HL Deb 07 May 1970 vol 310 cc400-2WA

asked Her Majesty's Government

Whether they will make a statement on the constitutional conference on the future of Fiji.


The Fiji Constitutional Conference was held in London from April 20 to May 5. The Fiji delegation included all the elected members of the Fiji Legislative Council ex-one who is ill in Fiji. They all signed the Conference Report.

The Report sets out the principles on which an independence Constitution will be drafted. It is proposed that the Constitution should contain a statement of fundamental rights and freedoms and that it should provide for a Governor-General, a nominated Senate and a House of Representatives.

All aspects of the proposed Constitution were agreed between the representatives at the Conference of the Fiji Government Party and of the Opposition party. As stated by my right honourable friend the Foreign and Commonwealth Secretary on May 4 in another place, a particularly satisfactory aspect of the Conference was agreement reached between the representatives of the two parties about the composition of the Legislature. The Lower House, the House of Representatives, will have a greater proportion of members elected by voters of all communities than the present Legislative Council.
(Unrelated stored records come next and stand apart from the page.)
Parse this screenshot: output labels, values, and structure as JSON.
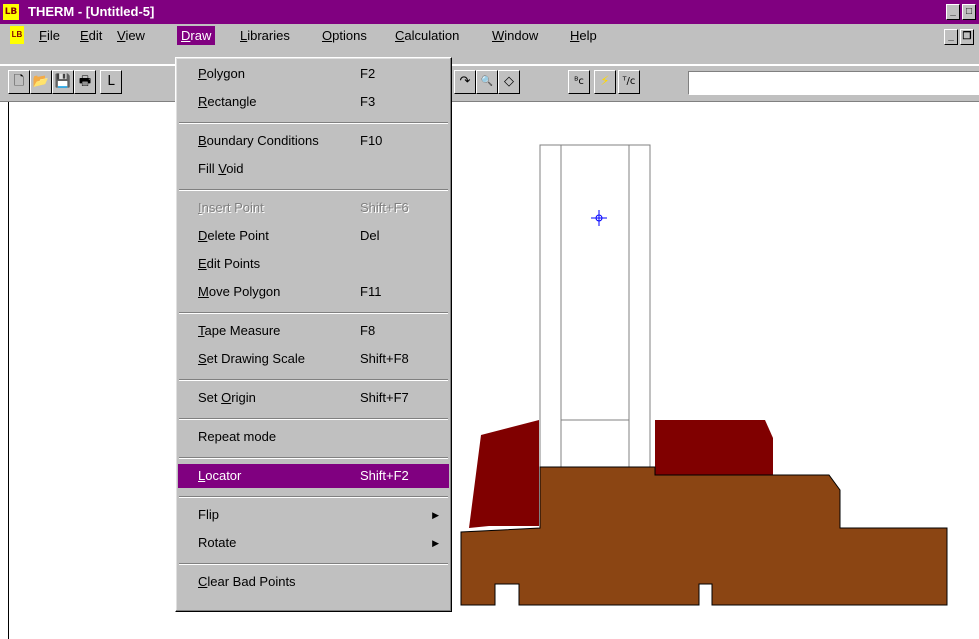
{
  "window": {
    "app_icon": "therm-app-icon",
    "title": "THERM - [Untitled-5]",
    "controls": [
      "minimize-icon",
      "maximize-icon"
    ]
  },
  "menubar": {
    "doc_icon": "therm-document-icon",
    "items": [
      "File",
      "Edit",
      "View",
      "Draw",
      "Libraries",
      "Options",
      "Calculation",
      "Window",
      "Help"
    ],
    "active": "Draw"
  },
  "toolbar": {
    "buttons": [
      {
        "name": "new-icon",
        "glyph": "🗋"
      },
      {
        "name": "open-icon",
        "glyph": "📂"
      },
      {
        "name": "save-icon",
        "glyph": "💾"
      },
      {
        "name": "print-icon",
        "glyph": "🖶"
      },
      {
        "name": "partial-icon",
        "glyph": "L"
      },
      {
        "name": "arc-icon",
        "glyph": "↷"
      },
      {
        "name": "zoom-icon",
        "glyph": "🔍"
      },
      {
        "name": "rotate-icon",
        "glyph": "◇"
      },
      {
        "name": "bc-icon",
        "glyph": "ᴮc"
      },
      {
        "name": "calculation-lightning-icon",
        "glyph": "⚡"
      },
      {
        "name": "tc-icon",
        "glyph": "ᵀ/c"
      }
    ],
    "combo_value": ""
  },
  "draw_menu": {
    "items": [
      {
        "label": "Polygon",
        "ul": "P",
        "shortcut": "F2"
      },
      {
        "label": "Rectangle",
        "ul": "R",
        "shortcut": "F3"
      },
      {
        "sep": true
      },
      {
        "label": "Boundary Conditions",
        "ul": "B",
        "shortcut": "F10"
      },
      {
        "label": "Fill Void",
        "ul": "V",
        "shortcut": ""
      },
      {
        "sep": true
      },
      {
        "label": "Insert Point",
        "ul": "I",
        "shortcut": "Shift+F6",
        "disabled": true
      },
      {
        "label": "Delete Point",
        "ul": "D",
        "shortcut": "Del"
      },
      {
        "label": "Edit Points",
        "ul": "E",
        "shortcut": ""
      },
      {
        "label": "Move Polygon",
        "ul": "M",
        "shortcut": "F11"
      },
      {
        "sep": true
      },
      {
        "label": "Tape Measure",
        "ul": "T",
        "shortcut": "F8"
      },
      {
        "label": "Set Drawing Scale",
        "ul": "S",
        "shortcut": "Shift+F8"
      },
      {
        "sep": true
      },
      {
        "label": "Set Origin",
        "ul": "O",
        "shortcut": "Shift+F7"
      },
      {
        "sep": true
      },
      {
        "label": "Repeat mode",
        "ul": "",
        "shortcut": ""
      },
      {
        "sep": true
      },
      {
        "label": "Locator",
        "ul": "L",
        "shortcut": "Shift+F2",
        "selected": true
      },
      {
        "sep": true
      },
      {
        "label": "Flip",
        "ul": "",
        "shortcut": "",
        "submenu": true
      },
      {
        "label": "Rotate",
        "ul": "",
        "shortcut": "",
        "submenu": true
      },
      {
        "sep": true
      },
      {
        "label": "Clear Bad Points",
        "ul": "C",
        "shortcut": ""
      }
    ]
  },
  "colors": {
    "titlebar": "#800080",
    "highlight": "#800080",
    "face": "#c0c0c0",
    "dark_red_material": "#800000",
    "brown_material": "#8b4513",
    "locator_marker": "#0000ff"
  }
}
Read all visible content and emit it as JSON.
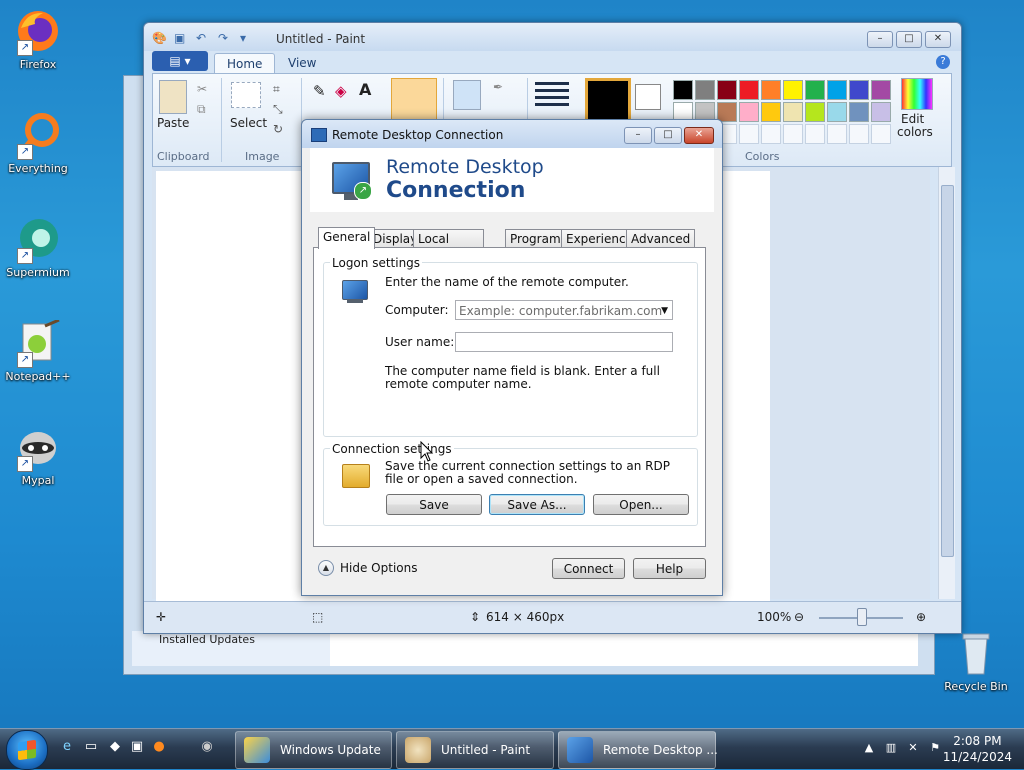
{
  "desktop": {
    "icons": [
      {
        "label": "Firefox",
        "icon": "firefox-icon"
      },
      {
        "label": "Everything",
        "icon": "everything-icon"
      },
      {
        "label": "Supermium",
        "icon": "supermium-icon"
      },
      {
        "label": "Notepad++",
        "icon": "notepadpp-icon"
      },
      {
        "label": "Mypal",
        "icon": "mypal-icon"
      }
    ],
    "recycle_bin": "Recycle Bin"
  },
  "background_window": {
    "visible_text": "Installed Updates"
  },
  "paint": {
    "title": "Untitled - Paint",
    "tabs": [
      "Home",
      "View"
    ],
    "groups": {
      "clipboard": "Clipboard",
      "image": "Image",
      "colors": "Colors"
    },
    "tools": {
      "paste": "Paste",
      "select": "Select",
      "edit_colors_line1": "Edit",
      "edit_colors_line2": "colors"
    },
    "status": {
      "dimensions": "614 × 460px",
      "zoom": "100%"
    },
    "zoom_level": 1.0,
    "palette_row1": [
      "#000000",
      "#7f7f7f",
      "#880015",
      "#ed1c24",
      "#ff7f27",
      "#fff200",
      "#22b14c",
      "#00a2e8",
      "#3f48cc",
      "#a349a4"
    ],
    "palette_row2": [
      "#ffffff",
      "#c3c3c3",
      "#b97a57",
      "#ffaec9",
      "#ffc90e",
      "#efe4b0",
      "#b5e61d",
      "#99d9ea",
      "#7092be",
      "#c8bfe7"
    ],
    "color1": "#000000",
    "color2": "#ffffff"
  },
  "rdp": {
    "window_title": "Remote Desktop Connection",
    "banner_line1": "Remote Desktop",
    "banner_line2": "Connection",
    "tabs": [
      "General",
      "Display",
      "Local Resources",
      "Programs",
      "Experience",
      "Advanced"
    ],
    "logon": {
      "title": "Logon settings",
      "instruction": "Enter the name of the remote computer.",
      "computer_label": "Computer:",
      "computer_placeholder": "Example: computer.fabrikam.com",
      "username_label": "User name:",
      "username_value": "",
      "warning": "The computer name field is blank. Enter a full remote computer name."
    },
    "connection": {
      "title": "Connection settings",
      "description": "Save the current connection settings to an RDP file or open a saved connection.",
      "save": "Save",
      "save_as": "Save As...",
      "open": "Open..."
    },
    "hide_options": "Hide Options",
    "connect": "Connect",
    "help": "Help"
  },
  "taskbar": {
    "tasks": [
      "Windows Update",
      "Untitled - Paint",
      "Remote Desktop ..."
    ],
    "time": "2:08 PM",
    "date": "11/24/2024"
  }
}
The Constitution will provide for an election not later than five years after the first sitting of the present Legislative Council, that is towards the end of 1971.

Subject to the endorsement of the Conference Report by the Legislative Council of Fiji and to the necessary legislation being enacted by Parliament here, Fiji Independence Day will be October 10, 1970. The Fiji delegation informed the Conference that it was their intention that Fiji would apply for membership of the Commonwealth.

I have arranged for copies of the Report to be placed in the Library of the House.

House adjourned at eight minutes before eight o'clock.